**SOURCE DATA**.

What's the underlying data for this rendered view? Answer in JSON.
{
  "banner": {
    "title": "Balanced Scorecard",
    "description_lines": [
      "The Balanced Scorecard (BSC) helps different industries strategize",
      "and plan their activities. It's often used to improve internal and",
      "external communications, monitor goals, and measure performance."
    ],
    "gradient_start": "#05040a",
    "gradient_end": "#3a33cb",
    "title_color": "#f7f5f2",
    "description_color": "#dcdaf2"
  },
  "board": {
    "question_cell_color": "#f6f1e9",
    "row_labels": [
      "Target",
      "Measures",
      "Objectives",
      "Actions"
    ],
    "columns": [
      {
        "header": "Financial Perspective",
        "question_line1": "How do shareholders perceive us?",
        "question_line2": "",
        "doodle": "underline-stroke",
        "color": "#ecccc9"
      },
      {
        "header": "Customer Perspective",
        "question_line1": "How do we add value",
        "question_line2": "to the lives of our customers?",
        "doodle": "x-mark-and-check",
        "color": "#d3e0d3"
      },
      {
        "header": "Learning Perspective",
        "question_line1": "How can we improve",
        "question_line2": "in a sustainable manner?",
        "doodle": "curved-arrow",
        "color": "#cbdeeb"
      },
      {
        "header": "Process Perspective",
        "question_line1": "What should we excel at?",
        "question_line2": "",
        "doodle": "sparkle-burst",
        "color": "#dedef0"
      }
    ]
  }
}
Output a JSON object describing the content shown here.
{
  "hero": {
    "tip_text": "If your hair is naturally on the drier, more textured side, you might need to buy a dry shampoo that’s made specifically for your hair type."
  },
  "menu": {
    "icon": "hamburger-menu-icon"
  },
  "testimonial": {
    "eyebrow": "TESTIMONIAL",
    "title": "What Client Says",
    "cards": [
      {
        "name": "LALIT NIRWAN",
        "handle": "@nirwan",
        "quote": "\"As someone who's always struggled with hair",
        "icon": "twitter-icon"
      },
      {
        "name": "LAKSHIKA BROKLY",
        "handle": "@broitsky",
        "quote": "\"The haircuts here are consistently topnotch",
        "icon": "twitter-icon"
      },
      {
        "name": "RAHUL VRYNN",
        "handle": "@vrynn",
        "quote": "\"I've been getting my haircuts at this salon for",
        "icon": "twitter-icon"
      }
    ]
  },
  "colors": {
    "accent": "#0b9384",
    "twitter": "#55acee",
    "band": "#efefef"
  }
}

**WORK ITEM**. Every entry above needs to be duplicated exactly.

**RESPONSE**.
What's the underlying data for this rendered view? Answer in JSON.
{
  "banner": {
    "title": "Balanced Scorecard",
    "description_lines": [
      "The Balanced Scorecard (BSC) helps different industries strategize",
      "and plan their activities. It's often used to improve internal and",
      "external communications, monitor goals, and measure performance."
    ],
    "gradient_start": "#05040a",
    "gradient_end": "#3a33cb",
    "title_color": "#f7f5f2",
    "description_color": "#dcdaf2"
  },
  "board": {
    "question_cell_color": "#f6f1e9",
    "row_labels": [
      "Target",
      "Measures",
      "Objectives",
      "Actions"
    ],
    "columns": [
      {
        "header": "Financial Perspective",
        "question_line1": "How do shareholders perceive us?",
        "question_line2": "",
        "doodle": "underline-stroke",
        "color": "#ecccc9"
      },
      {
        "header": "Customer Perspective",
        "question_line1": "How do we add value",
        "question_line2": "to the lives of our customers?",
        "doodle": "x-mark-and-check",
        "color": "#d3e0d3"
      },
      {
        "header": "Learning Perspective",
        "question_line1": "How can we improve",
        "question_line2": "in a sustainable manner?",
        "doodle": "curved-arrow",
        "color": "#cbdeeb"
      },
      {
        "header": "Process Perspective",
        "question_line1": "What should we excel at?",
        "question_line2": "",
        "doodle": "sparkle-burst",
        "color": "#dedef0"
      }
    ]
  }
}
Output a JSON object describing the content shown here.
{
  "hero": {
    "tip_text": "If your hair is naturally on the drier, more textured side, you might need to buy a dry shampoo that’s made specifically for your hair type."
  },
  "menu": {
    "icon": "hamburger-menu-icon"
  },
  "testimonial": {
    "eyebrow": "TESTIMONIAL",
    "title": "What Client Says",
    "cards": [
      {
        "name": "LALIT NIRWAN",
        "handle": "@nirwan",
        "quote": "\"As someone who's always struggled with hair",
        "icon": "twitter-icon"
      },
      {
        "name": "LAKSHIKA BROKLY",
        "handle": "@broitsky",
        "quote": "\"The haircuts here are consistently topnotch",
        "icon": "twitter-icon"
      },
      {
        "name": "RAHUL VRYNN",
        "handle": "@vrynn",
        "quote": "\"I've been getting my haircuts at this salon for",
        "icon": "twitter-icon"
      }
    ]
  },
  "colors": {
    "accent": "#0b9384",
    "twitter": "#55acee",
    "band": "#efefef"
  }
}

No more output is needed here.